Which veterans qualify for Aid and Attendance?
A veteran, or the veteran’s surviving spouse, may be eligible for Aid and Attendance if the veteran was discharged from the armed forces under conditions that were not dishonorable, and served at least 90 days of continuous service, with at least one of those days during the following wartime periods:
- World War II (December 7, 1941 to December 31, 1946)
- Korean Conflict (June 27, 1950 to January 31, 1955)
- Vietnam Era (August 5, 1964 to May 7, 1975)
- Gulf War (August 2, 1990 to a date to be determined)
Vietnam-era veterans who served in country from February 28, 1961 through August 5, 1964 meet the wartime period test.
What else is required to qualify for these benefits?
In addition to the service requirement, the veteran (or his/her spouse) must need assistance from an attendant with several “activities of daily living.” Activities of daily living include dressing, bathing, preparing meals, or managing finances. Typically, if the veteran requires nursing home care, assisted living, or in-home caregivers, they will qualify medically for the pension.
How does the VA determine the benefits you receive?
The veteran’s (or surviving spouse’s) income, less unreimbursed medical expenses, must be below a limit set by law. Unreimbursed medical expenses can include expenses paid to doctors, hospitals, assisted-living facilities, nursing homes, insurance companies, dentists, and caregivers.
In 2017, a veteran qualifying for the full Aid and Attendance pension would receive $1,794 per month and a fully qualifying spouse would receive $1,153 per month.
How to apply for Aid and Attendance
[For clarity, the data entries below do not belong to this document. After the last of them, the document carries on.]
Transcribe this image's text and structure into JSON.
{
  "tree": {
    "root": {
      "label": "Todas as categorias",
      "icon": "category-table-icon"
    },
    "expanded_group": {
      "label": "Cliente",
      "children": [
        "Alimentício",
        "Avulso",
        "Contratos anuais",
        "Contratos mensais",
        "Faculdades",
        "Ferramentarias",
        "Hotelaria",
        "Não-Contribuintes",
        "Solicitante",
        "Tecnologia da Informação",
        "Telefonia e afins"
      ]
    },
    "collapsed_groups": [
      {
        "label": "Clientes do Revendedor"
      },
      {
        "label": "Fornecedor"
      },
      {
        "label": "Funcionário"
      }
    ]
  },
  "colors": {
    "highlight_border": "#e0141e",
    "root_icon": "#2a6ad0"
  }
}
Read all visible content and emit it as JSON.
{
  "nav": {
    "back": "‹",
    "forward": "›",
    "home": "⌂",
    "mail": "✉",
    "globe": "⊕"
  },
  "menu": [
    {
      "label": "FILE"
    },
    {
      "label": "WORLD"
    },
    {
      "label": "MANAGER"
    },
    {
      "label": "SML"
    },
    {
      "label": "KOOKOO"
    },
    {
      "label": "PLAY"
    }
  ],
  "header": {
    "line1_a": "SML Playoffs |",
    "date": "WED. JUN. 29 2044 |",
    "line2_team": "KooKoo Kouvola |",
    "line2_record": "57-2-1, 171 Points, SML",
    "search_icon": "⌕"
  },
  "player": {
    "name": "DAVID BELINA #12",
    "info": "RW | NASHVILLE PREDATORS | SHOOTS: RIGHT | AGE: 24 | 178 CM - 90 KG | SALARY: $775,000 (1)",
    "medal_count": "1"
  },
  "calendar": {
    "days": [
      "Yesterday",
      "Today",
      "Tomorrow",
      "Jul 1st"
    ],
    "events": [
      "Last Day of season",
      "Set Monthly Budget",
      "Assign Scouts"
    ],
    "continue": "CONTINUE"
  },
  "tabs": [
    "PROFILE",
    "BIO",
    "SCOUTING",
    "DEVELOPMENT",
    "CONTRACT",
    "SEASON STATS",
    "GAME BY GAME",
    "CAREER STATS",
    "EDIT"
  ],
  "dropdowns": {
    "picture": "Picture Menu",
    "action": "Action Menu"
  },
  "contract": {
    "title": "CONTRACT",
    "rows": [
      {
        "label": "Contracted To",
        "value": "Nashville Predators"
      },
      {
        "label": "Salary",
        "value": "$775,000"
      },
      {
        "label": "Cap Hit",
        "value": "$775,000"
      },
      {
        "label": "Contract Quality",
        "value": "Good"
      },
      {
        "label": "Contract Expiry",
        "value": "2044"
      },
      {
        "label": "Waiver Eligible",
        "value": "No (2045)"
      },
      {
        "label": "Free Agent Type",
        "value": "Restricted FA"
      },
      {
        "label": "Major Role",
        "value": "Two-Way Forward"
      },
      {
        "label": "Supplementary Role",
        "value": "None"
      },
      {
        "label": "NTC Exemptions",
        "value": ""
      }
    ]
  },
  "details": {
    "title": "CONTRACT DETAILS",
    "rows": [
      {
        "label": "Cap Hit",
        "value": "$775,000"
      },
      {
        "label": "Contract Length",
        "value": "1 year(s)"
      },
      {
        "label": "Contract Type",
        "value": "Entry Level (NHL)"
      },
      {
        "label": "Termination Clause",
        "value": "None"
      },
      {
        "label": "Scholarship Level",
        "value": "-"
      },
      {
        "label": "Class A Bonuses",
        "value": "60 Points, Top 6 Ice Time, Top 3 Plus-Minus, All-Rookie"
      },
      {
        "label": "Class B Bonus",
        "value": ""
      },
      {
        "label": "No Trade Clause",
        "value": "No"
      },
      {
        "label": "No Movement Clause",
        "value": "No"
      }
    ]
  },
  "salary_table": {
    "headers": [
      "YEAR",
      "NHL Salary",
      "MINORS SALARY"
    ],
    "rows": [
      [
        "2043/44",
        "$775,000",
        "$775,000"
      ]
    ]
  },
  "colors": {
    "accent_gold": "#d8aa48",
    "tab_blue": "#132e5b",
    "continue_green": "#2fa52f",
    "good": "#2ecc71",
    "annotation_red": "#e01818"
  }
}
It is extremely important that the application is sent to the Veteran’s Administration in perfect order and with all the information and medical expenses properly documented. If the application is denied by the VA because of an error or omission on the application itself, the veteran will be (in most cases) ineligible to reapply for one year.
If you believe you (or a loved one) may be eligible for Aid and Attendance, you should speak with a veterans’ pension planning attorney about how you can best navigate the application process.
Schedule a consultation with our experienced California veterans pension planning attorneys
Bartlett & Herrington, P.C. is a top veterans pension planning law firm in California. Our attorneys help wartime veterans qualify for VA pensions to pay for in-home care, medical bills and other unreimbursed medical expenses. We also serve clients in estate planning matters, probate, elder law, and retirement planning,
Schedule a planning session with our experienced attorneys today to learn how we can help you and your family: 805-576-7693.